About this task>
Only a number is expected in reply: the count of lines below where the word "ИППП" occurs.

------ Task input

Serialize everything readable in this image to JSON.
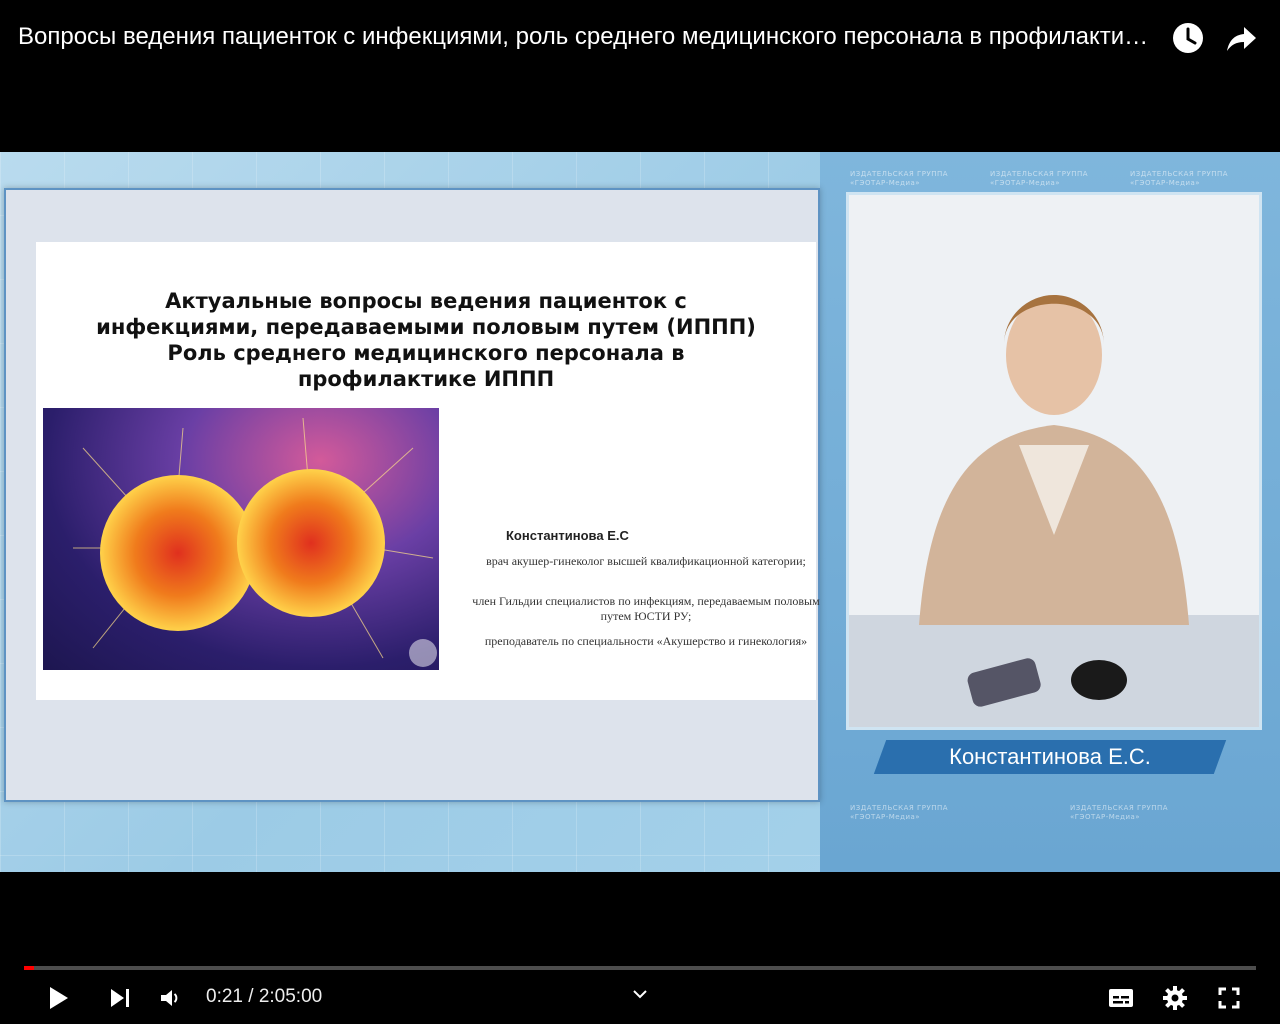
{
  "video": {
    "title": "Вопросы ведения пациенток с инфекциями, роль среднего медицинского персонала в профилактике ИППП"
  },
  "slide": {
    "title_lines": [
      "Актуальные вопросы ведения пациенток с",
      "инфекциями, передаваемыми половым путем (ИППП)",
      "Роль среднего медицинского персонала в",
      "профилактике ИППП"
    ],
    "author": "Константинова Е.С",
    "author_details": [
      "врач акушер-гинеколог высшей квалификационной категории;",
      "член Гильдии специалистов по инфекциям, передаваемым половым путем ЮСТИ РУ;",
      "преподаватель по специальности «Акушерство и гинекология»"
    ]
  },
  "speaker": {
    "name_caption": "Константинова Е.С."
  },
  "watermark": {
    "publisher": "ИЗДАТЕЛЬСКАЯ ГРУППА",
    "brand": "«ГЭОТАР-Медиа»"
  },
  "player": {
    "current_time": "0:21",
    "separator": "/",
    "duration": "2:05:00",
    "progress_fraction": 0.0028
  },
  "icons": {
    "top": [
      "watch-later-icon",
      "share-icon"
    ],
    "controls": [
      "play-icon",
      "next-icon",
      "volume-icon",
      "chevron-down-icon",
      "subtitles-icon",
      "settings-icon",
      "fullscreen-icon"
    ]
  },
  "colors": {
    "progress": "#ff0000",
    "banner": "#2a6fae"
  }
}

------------
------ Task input

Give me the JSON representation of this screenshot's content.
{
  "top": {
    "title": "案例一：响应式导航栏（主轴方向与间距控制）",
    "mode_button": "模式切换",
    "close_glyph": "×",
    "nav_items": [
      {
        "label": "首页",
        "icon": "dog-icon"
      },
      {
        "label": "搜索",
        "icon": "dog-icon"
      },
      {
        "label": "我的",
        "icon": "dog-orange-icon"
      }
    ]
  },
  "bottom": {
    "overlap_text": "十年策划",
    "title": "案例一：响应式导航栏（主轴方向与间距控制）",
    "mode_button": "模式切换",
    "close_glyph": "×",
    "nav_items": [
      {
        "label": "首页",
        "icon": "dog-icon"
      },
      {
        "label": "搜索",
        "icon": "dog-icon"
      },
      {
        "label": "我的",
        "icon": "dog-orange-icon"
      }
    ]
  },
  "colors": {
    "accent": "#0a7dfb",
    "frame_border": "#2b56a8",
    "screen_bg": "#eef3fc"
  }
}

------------
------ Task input

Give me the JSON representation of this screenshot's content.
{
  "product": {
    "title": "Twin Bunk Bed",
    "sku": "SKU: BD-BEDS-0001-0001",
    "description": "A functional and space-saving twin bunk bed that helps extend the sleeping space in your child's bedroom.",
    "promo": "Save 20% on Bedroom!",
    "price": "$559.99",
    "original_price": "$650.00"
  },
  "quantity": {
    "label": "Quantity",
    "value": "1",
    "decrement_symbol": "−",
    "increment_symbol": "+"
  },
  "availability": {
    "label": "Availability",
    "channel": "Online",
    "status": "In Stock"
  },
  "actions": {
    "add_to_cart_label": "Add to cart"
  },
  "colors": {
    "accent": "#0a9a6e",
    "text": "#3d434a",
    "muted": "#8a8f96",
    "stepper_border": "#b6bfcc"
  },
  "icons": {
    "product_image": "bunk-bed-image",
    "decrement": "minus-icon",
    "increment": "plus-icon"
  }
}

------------

Written solution>
3